(Given data Opens)

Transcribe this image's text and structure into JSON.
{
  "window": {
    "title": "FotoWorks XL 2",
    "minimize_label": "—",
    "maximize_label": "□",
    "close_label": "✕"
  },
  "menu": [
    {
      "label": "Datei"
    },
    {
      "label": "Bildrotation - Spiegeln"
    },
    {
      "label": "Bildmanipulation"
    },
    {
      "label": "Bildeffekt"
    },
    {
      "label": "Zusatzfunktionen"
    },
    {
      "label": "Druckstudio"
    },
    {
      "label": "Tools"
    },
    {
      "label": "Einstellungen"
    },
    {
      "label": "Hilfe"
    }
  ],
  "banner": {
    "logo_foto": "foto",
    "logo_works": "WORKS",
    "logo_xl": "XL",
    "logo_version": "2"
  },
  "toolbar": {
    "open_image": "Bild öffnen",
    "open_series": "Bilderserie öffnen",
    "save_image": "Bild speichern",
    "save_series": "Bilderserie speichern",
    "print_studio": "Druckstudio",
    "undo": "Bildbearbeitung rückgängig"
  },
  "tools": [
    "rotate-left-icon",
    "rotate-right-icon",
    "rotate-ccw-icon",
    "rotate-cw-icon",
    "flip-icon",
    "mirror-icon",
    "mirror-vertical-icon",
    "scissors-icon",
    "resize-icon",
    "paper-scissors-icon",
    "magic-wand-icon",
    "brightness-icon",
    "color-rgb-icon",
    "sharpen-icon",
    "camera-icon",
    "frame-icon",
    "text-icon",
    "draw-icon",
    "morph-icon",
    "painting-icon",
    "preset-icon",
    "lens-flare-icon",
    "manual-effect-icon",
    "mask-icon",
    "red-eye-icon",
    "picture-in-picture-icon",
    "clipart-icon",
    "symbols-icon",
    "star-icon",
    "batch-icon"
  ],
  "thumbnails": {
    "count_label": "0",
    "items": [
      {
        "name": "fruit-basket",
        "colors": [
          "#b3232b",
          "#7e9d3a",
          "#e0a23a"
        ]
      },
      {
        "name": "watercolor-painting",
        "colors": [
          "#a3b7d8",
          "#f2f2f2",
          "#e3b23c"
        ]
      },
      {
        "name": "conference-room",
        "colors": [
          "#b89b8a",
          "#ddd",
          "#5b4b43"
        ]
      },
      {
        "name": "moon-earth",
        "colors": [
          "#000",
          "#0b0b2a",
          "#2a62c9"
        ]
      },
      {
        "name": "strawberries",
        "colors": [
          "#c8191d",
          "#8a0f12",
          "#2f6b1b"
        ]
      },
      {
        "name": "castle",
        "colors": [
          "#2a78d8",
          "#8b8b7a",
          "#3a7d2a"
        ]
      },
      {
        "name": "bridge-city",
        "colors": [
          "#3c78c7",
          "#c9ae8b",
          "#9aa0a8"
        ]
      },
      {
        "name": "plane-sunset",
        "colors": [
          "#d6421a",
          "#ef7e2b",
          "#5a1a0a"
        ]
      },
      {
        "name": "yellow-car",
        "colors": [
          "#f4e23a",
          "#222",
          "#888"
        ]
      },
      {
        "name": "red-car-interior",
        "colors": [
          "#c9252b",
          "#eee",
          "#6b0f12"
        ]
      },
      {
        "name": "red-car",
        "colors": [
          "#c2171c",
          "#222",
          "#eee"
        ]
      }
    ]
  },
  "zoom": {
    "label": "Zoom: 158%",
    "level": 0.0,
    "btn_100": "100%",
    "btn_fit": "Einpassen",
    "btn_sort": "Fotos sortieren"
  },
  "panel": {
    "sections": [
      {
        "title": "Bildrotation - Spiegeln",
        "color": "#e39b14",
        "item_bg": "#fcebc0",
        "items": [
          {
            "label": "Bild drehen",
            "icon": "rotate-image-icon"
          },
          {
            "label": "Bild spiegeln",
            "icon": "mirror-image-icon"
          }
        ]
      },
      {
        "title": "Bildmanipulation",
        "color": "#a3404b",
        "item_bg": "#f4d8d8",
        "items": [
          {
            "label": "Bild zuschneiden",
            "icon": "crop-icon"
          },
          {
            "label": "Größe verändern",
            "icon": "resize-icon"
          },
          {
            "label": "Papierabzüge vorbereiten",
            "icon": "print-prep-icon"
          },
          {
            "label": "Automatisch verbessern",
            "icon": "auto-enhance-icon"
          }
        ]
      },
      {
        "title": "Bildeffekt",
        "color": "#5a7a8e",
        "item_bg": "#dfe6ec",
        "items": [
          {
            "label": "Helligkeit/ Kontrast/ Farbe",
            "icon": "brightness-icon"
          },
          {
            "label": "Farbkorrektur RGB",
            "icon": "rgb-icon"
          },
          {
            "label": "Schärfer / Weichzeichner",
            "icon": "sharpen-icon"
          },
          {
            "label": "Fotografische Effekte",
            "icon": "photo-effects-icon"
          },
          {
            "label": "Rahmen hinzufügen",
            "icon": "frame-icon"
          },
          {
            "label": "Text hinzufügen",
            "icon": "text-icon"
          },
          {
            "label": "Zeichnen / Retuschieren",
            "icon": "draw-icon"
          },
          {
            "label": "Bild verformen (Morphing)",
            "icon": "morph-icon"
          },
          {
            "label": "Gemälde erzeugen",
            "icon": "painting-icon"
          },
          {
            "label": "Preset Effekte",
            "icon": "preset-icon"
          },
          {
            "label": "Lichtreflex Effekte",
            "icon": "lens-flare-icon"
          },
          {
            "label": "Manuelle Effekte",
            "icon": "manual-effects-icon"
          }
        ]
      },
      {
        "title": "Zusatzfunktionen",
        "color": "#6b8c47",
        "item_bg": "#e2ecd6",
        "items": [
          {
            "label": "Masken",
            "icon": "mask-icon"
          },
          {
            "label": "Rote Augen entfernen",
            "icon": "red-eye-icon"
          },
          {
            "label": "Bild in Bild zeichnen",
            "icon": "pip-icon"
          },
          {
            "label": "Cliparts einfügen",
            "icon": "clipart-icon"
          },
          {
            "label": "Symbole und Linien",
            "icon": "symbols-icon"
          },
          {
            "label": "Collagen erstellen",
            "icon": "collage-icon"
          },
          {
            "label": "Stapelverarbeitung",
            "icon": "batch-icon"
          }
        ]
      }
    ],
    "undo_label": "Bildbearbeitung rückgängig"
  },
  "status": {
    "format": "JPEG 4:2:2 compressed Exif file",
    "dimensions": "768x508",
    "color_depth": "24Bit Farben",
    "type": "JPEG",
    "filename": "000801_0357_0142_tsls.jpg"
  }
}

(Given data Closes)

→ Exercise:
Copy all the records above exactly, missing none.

→ Exercise solution:
Transcribe this image's text and structure into JSON.
{
  "window": {
    "title": "FotoWorks XL 2",
    "minimize_label": "—",
    "maximize_label": "□",
    "close_label": "✕"
  },
  "menu": [
    {
      "label": "Datei"
    },
    {
      "label": "Bildrotation - Spiegeln"
    },
    {
      "label": "Bildmanipulation"
    },
    {
      "label": "Bildeffekt"
    },
    {
      "label": "Zusatzfunktionen"
    },
    {
      "label": "Druckstudio"
    },
    {
      "label": "Tools"
    },
    {
      "label": "Einstellungen"
    },
    {
      "label": "Hilfe"
    }
  ],
  "banner": {
    "logo_foto": "foto",
    "logo_works": "WORKS",
    "logo_xl": "XL",
    "logo_version": "2"
  },
  "toolbar": {
    "open_image": "Bild öffnen",
    "open_series": "Bilderserie öffnen",
    "save_image": "Bild speichern",
    "save_series": "Bilderserie speichern",
    "print_studio": "Druckstudio",
    "undo": "Bildbearbeitung rückgängig"
  },
  "tools": [
    "rotate-left-icon",
    "rotate-right-icon",
    "rotate-ccw-icon",
    "rotate-cw-icon",
    "flip-icon",
    "mirror-icon",
    "mirror-vertical-icon",
    "scissors-icon",
    "resize-icon",
    "paper-scissors-icon",
    "magic-wand-icon",
    "brightness-icon",
    "color-rgb-icon",
    "sharpen-icon",
    "camera-icon",
    "frame-icon",
    "text-icon",
    "draw-icon",
    "morph-icon",
    "painting-icon",
    "preset-icon",
    "lens-flare-icon",
    "manual-effect-icon",
    "mask-icon",
    "red-eye-icon",
    "picture-in-picture-icon",
    "clipart-icon",
    "symbols-icon",
    "star-icon",
    "batch-icon"
  ],
  "thumbnails": {
    "count_label": "0",
    "items": [
      {
        "name": "fruit-basket",
        "colors": [
          "#b3232b",
          "#7e9d3a",
          "#e0a23a"
        ]
      },
      {
        "name": "watercolor-painting",
        "colors": [
          "#a3b7d8",
          "#f2f2f2",
          "#e3b23c"
        ]
      },
      {
        "name": "conference-room",
        "colors": [
          "#b89b8a",
          "#ddd",
          "#5b4b43"
        ]
      },
      {
        "name": "moon-earth",
        "colors": [
          "#000",
          "#0b0b2a",
          "#2a62c9"
        ]
      },
      {
        "name": "strawberries",
        "colors": [
          "#c8191d",
          "#8a0f12",
          "#2f6b1b"
        ]
      },
      {
        "name": "castle",
        "colors": [
          "#2a78d8",
          "#8b8b7a",
          "#3a7d2a"
        ]
      },
      {
        "name": "bridge-city",
        "colors": [
          "#3c78c7",
          "#c9ae8b",
          "#9aa0a8"
        ]
      },
      {
        "name": "plane-sunset",
        "colors": [
          "#d6421a",
          "#ef7e2b",
          "#5a1a0a"
        ]
      },
      {
        "name": "yellow-car",
        "colors": [
          "#f4e23a",
          "#222",
          "#888"
        ]
      },
      {
        "name": "red-car-interior",
        "colors": [
          "#c9252b",
          "#eee",
          "#6b0f12"
        ]
      },
      {
        "name": "red-car",
        "colors": [
          "#c2171c",
          "#222",
          "#eee"
        ]
      }
    ]
  },
  "zoom": {
    "label": "Zoom: 158%",
    "level": 0.0,
    "btn_100": "100%",
    "btn_fit": "Einpassen",
    "btn_sort": "Fotos sortieren"
  },
  "panel": {
    "sections": [
      {
        "title": "Bildrotation - Spiegeln",
        "color": "#e39b14",
        "item_bg": "#fcebc0",
        "items": [
          {
            "label": "Bild drehen",
            "icon": "rotate-image-icon"
          },
          {
            "label": "Bild spiegeln",
            "icon": "mirror-image-icon"
          }
        ]
      },
      {
        "title": "Bildmanipulation",
        "color": "#a3404b",
        "item_bg": "#f4d8d8",
        "items": [
          {
            "label": "Bild zuschneiden",
            "icon": "crop-icon"
          },
          {
            "label": "Größe verändern",
            "icon": "resize-icon"
          },
          {
            "label": "Papierabzüge vorbereiten",
            "icon": "print-prep-icon"
          },
          {
            "label": "Automatisch verbessern",
            "icon": "auto-enhance-icon"
          }
        ]
      },
      {
        "title": "Bildeffekt",
        "color": "#5a7a8e",
        "item_bg": "#dfe6ec",
        "items": [
          {
            "label": "Helligkeit/ Kontrast/ Farbe",
            "icon": "brightness-icon"
          },
          {
            "label": "Farbkorrektur RGB",
            "icon": "rgb-icon"
          },
          {
            "label": "Schärfer / Weichzeichner",
            "icon": "sharpen-icon"
          },
          {
            "label": "Fotografische Effekte",
            "icon": "photo-effects-icon"
          },
          {
            "label": "Rahmen hinzufügen",
            "icon": "frame-icon"
          },
          {
            "label": "Text hinzufügen",
            "icon": "text-icon"
          },
          {
            "label": "Zeichnen / Retuschieren",
            "icon": "draw-icon"
          },
          {
            "label": "Bild verformen (Morphing)",
            "icon": "morph-icon"
          },
          {
            "label": "Gemälde erzeugen",
            "icon": "painting-icon"
          },
          {
            "label": "Preset Effekte",
            "icon": "preset-icon"
          },
          {
            "label": "Lichtreflex Effekte",
            "icon": "lens-flare-icon"
          },
          {
            "label": "Manuelle Effekte",
            "icon": "manual-effects-icon"
          }
        ]
      },
      {
        "title": "Zusatzfunktionen",
        "color": "#6b8c47",
        "item_bg": "#e2ecd6",
        "items": [
          {
            "label": "Masken",
            "icon": "mask-icon"
          },
          {
            "label": "Rote Augen entfernen",
            "icon": "red-eye-icon"
          },
          {
            "label": "Bild in Bild zeichnen",
            "icon": "pip-icon"
          },
          {
            "label": "Cliparts einfügen",
            "icon": "clipart-icon"
          },
          {
            "label": "Symbole und Linien",
            "icon": "symbols-icon"
          },
          {
            "label": "Collagen erstellen",
            "icon": "collage-icon"
          },
          {
            "label": "Stapelverarbeitung",
            "icon": "batch-icon"
          }
        ]
      }
    ],
    "undo_label": "Bildbearbeitung rückgängig"
  },
  "status": {
    "format": "JPEG 4:2:2 compressed Exif file",
    "dimensions": "768x508",
    "color_depth": "24Bit Farben",
    "type": "JPEG",
    "filename": "000801_0357_0142_tsls.jpg"
  }
}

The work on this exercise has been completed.